We Too Were the Stranger
My mother is Korean Buddhist and my father a Jewish American.
I was born in Seoul, immigrated to America at age five, became ordained as the first Asian-American rabbi in 2001, and currently serve as the Senior Rabbi of Central Synagogue, an historic, flagship Reform congregation in Manhattan.
Mine is a story that could only have happened in America. But recently I have been thinking about the sacrifices my mother made to allow me to realize this unlikely dream.
Yi Sulja, my Korean mother, became a naturalized citizen before she immigrated to this country at the age of 35, with two biracial daughters in tow.
But even with citizenship, she wasn’t exactly made to feel at home here. Though she had a master’s degree, she found it nearly impossible to get a job. With her strong accent, she was constantly spoken down to, or treated as ignorant. Children would imitate slanty eyes behind her back. Or to my face. And I will never forget when a man with road rage yelled at my mother: “Go back to your country!”
But America is her country.
And being American is something she is deeply proud of.
But like so many Asian Americans today, she is still made to feel like a stranger in her own home. And now for the first time I have to worry when my strong —but tiny — mother goes outside for a walk alone.
The recent surge in anti-Asian violence is a horrific reminder that when people are seen as the Stranger, the Other, it leads to dehumanization, to harassment and even violence. Taunts like, “Take your China virus back to your own country,” can lead to devastating consequences.
As people of faith, as people of good conscience everywhere, our spiritual imperative goes beyond just speaking against hate.
Or speaking up for those who are vulnerable.
God also wants us to listen deeply. To empathize.
To understand that the fate of the Stranger is inextricably tied to our own.
This past fall, my 18-year-old son spent three months living in South Korea. It was his first extended time living outside New York City. He spent his first 14-days in quarantine in a 9×12 foot motel room and emerged onto the streets of Seoul just hours before the start of Rosh Hashanah, the Jewish New Year.
He spent a portion of the holiday with a tiny progressive Jewish community, and some time at a Chabad in Seoul. But mostly he was entirely by himself.
He called me afterwards and said, “Mom, in some ways this was my least Jewish High Holidays. I wasn’t with family, I didn’t go to all the services. There are so few Jews here. But in another way, I’ve never felt more Jewish in my life.”

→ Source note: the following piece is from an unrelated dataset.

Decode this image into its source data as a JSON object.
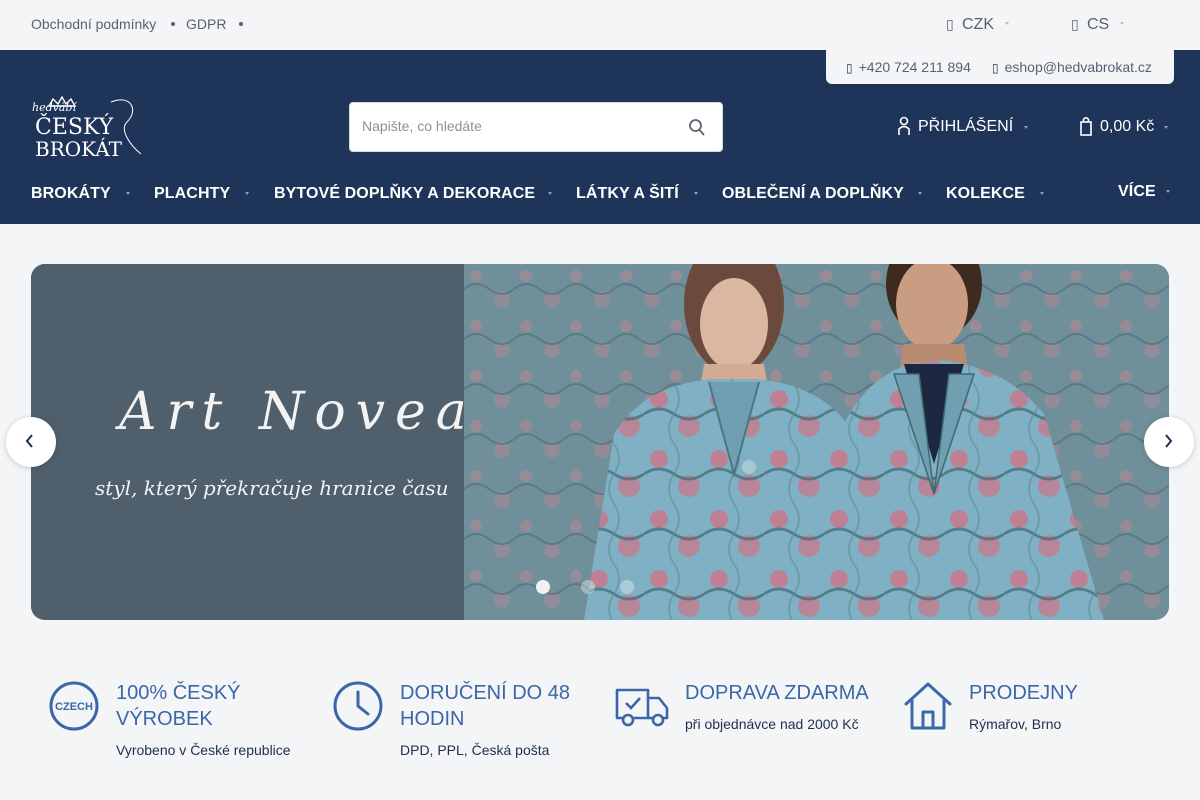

I asked him to say more.
He responded: “Now, I really understand what it feels like to be a stranger.”
Well. If that is the only thing my son took from a decade of Jewish education, Dayenu! as we say– it would be enough.
In the coming days, as some neighbors celebrate Easter and others begin Ramadan, the Jewish community will be celebrating Passover, our most important holiday of freedom.
The religious mandate of this holiday is to remember what it was like to be a stranger.
We were once slaves, but we know that freedom is possible.
We tasted the bitterness of oppression and so we know what it feels like when others swallow the same bitterness.
We were once persecuted, and so we’re called to make sure no one else is.
The force of that memory commands empathy, and even love for the stranger,
For we know the soul of a stranger.
That is the essence of this season.
It may be the essence of a life of faith in any form.
Because we know that we will not be free until God’s promise of redemption is for everyone.
This essay was featured in the March 28, 2021 edition of The Sunday Paper. The Sunday Paper publishes News and Views that Rise Above the Noise and Inspires Hearts and Minds. To get The Sunday Paper delivered to your inbox each Sunday morning for free, click here to subscribe.